Data extracted from a collection:

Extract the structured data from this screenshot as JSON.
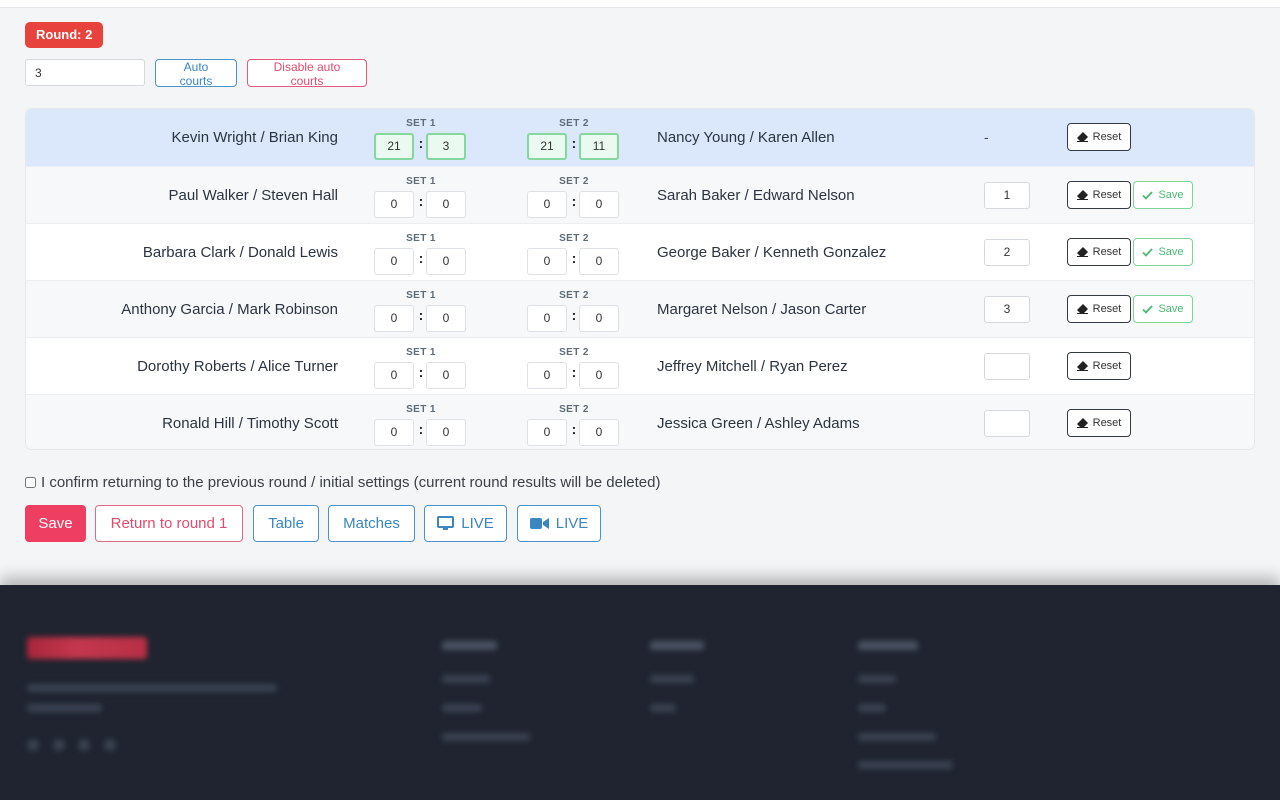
{
  "round_badge": "Round: 2",
  "courts": {
    "value": "3",
    "auto_label": "Auto courts",
    "disable_label": "Disable auto courts"
  },
  "set_labels": {
    "set1": "SET 1",
    "set2": "SET 2"
  },
  "matches": [
    {
      "left": "Kevin Wright / Brian King",
      "right": "Nancy Young / Karen Allen",
      "s1a": "21",
      "s1b": "3",
      "s2a": "21",
      "s2b": "11",
      "court": "-",
      "completed": true
    },
    {
      "left": "Paul Walker / Steven Hall",
      "right": "Sarah Baker / Edward Nelson",
      "s1a": "0",
      "s1b": "0",
      "s2a": "0",
      "s2b": "0",
      "court": "1",
      "completed": false
    },
    {
      "left": "Barbara Clark / Donald Lewis",
      "right": "George Baker / Kenneth Gonzalez",
      "s1a": "0",
      "s1b": "0",
      "s2a": "0",
      "s2b": "0",
      "court": "2",
      "completed": false
    },
    {
      "left": "Anthony Garcia / Mark Robinson",
      "right": "Margaret Nelson / Jason Carter",
      "s1a": "0",
      "s1b": "0",
      "s2a": "0",
      "s2b": "0",
      "court": "3",
      "completed": false
    },
    {
      "left": "Dorothy Roberts / Alice Turner",
      "right": "Jeffrey Mitchell / Ryan Perez",
      "s1a": "0",
      "s1b": "0",
      "s2a": "0",
      "s2b": "0",
      "court": "",
      "completed": false
    },
    {
      "left": "Ronald Hill / Timothy Scott",
      "right": "Jessica Green / Ashley Adams",
      "s1a": "0",
      "s1b": "0",
      "s2a": "0",
      "s2b": "0",
      "court": "",
      "completed": false
    }
  ],
  "row_buttons": {
    "reset": "Reset",
    "save": "Save"
  },
  "confirm_text": "I confirm returning to the previous round / initial settings (current round results will be deleted)",
  "actions": {
    "save": "Save",
    "return": "Return to round 1",
    "table": "Table",
    "matches": "Matches",
    "live_monitor": "LIVE",
    "live_video": "LIVE"
  },
  "icons": {
    "reset": "eraser-icon",
    "save": "check-icon",
    "live_monitor": "monitor-icon",
    "live_video": "video-camera-icon"
  },
  "colors": {
    "badge": "#e8423c",
    "primary_save": "#ee3e62",
    "accent_blue": "#3a86c0",
    "active_row": "#dbe8fb",
    "success": "#49b973",
    "footer": "#1f2430"
  }
}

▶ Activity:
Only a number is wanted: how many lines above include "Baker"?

▶ Response to this task:
2